-- Provided data follows --

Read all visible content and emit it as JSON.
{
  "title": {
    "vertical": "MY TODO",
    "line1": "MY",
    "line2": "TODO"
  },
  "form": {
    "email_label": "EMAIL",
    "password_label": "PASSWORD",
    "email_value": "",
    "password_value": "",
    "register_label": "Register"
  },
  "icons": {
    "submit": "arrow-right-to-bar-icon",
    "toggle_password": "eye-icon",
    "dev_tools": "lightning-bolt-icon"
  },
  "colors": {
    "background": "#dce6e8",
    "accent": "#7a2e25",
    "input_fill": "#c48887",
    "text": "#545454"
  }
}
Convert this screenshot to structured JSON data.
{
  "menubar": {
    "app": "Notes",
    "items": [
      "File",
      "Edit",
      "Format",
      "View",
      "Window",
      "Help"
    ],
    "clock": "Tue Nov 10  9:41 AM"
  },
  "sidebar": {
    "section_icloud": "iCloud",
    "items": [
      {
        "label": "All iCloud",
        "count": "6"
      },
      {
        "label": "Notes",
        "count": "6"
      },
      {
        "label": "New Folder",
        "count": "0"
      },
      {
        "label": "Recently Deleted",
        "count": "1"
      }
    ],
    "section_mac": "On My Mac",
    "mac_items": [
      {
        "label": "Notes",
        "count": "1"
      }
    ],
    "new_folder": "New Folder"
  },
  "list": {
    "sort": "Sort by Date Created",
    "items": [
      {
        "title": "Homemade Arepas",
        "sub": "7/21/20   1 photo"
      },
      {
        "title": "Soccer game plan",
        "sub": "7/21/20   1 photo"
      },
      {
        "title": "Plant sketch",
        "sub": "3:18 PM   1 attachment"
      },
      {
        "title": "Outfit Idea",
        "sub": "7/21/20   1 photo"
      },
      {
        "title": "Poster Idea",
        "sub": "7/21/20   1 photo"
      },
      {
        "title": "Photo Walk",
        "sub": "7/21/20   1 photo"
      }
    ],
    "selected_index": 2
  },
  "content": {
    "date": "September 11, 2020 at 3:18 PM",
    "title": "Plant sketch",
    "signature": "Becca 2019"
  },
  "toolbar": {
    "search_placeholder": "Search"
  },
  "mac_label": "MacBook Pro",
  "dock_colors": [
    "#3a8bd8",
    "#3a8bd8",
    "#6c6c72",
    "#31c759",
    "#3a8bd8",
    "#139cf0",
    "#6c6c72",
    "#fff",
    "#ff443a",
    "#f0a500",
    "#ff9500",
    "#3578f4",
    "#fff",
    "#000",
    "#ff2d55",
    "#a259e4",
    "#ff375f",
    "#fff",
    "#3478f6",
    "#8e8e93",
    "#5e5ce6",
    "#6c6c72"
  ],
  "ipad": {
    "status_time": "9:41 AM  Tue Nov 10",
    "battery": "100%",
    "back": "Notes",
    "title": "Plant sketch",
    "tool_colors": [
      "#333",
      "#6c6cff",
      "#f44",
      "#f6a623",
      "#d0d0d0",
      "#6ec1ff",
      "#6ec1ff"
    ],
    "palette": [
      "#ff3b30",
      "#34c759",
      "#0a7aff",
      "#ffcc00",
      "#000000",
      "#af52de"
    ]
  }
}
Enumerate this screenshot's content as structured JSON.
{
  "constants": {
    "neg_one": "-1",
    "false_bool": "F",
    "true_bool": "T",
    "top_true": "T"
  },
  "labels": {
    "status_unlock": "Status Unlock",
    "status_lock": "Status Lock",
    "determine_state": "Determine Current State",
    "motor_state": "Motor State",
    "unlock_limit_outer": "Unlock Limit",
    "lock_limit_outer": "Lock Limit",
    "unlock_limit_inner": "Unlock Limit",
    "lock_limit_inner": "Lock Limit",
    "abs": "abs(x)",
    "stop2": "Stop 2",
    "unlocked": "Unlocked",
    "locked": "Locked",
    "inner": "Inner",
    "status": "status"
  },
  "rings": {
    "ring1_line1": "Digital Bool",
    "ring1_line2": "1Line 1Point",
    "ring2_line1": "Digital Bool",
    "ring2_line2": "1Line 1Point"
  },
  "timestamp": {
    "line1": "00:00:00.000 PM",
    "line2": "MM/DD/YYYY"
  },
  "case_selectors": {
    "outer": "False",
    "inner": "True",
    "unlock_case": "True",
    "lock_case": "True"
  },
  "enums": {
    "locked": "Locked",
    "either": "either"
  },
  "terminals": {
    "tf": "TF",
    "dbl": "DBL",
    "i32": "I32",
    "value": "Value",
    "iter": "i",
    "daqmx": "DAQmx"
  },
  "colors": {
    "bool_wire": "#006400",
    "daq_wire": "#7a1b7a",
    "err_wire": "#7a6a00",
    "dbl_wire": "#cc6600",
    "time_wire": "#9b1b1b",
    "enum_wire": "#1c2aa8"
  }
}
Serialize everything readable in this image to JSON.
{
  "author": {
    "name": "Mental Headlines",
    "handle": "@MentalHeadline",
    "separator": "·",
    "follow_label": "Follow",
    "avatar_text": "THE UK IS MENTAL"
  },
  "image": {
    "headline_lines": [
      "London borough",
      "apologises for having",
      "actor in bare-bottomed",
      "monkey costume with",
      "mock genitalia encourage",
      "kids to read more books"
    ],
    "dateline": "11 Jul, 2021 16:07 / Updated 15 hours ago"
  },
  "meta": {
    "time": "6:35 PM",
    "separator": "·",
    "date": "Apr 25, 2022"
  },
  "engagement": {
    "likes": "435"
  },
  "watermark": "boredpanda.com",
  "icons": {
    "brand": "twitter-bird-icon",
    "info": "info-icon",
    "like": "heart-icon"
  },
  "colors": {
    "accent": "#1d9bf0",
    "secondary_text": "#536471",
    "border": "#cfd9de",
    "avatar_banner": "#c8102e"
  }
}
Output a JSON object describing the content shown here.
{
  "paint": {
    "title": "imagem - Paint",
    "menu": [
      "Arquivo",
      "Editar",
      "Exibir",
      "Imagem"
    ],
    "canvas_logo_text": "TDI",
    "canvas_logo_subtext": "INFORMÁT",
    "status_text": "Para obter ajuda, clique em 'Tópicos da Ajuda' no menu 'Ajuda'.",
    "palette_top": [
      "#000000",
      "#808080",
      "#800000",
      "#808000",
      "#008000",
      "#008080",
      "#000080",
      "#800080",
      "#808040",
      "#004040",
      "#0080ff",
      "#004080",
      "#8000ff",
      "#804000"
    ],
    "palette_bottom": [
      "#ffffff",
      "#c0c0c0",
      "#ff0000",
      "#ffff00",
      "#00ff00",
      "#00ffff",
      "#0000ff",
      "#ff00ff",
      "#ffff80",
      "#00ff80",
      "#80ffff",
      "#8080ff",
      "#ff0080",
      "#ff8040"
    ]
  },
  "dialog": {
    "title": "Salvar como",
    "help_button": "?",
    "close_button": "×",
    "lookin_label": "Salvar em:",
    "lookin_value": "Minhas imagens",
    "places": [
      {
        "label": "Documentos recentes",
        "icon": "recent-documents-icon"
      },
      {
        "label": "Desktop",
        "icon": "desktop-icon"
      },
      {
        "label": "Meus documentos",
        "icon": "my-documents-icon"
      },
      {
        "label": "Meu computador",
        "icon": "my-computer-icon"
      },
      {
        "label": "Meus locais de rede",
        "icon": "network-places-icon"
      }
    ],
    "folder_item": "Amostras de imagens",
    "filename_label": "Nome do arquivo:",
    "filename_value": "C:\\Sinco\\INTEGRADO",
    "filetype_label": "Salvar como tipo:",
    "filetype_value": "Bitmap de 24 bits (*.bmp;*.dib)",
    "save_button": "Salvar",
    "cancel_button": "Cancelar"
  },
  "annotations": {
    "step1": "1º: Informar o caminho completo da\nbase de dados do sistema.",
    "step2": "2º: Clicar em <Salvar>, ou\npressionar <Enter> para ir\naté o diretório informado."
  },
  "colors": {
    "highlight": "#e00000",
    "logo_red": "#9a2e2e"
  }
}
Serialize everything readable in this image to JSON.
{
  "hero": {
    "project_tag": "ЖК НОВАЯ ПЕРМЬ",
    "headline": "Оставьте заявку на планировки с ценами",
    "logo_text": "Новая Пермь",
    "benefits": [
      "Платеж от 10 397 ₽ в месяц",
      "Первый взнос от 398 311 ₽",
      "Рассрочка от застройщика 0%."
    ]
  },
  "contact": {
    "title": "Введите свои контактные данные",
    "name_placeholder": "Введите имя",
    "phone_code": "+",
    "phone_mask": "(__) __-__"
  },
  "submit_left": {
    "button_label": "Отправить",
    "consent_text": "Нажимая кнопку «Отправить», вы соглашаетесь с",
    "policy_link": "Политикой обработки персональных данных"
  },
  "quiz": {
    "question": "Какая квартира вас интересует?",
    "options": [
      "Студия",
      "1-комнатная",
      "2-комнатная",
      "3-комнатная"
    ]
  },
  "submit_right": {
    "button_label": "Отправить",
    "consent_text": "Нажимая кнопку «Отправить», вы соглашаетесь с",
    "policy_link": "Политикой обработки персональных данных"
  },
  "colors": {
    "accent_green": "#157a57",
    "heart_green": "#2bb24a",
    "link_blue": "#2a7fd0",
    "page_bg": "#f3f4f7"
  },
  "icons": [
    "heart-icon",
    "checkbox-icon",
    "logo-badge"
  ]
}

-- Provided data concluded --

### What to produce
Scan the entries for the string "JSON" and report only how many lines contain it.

### Solved problem
6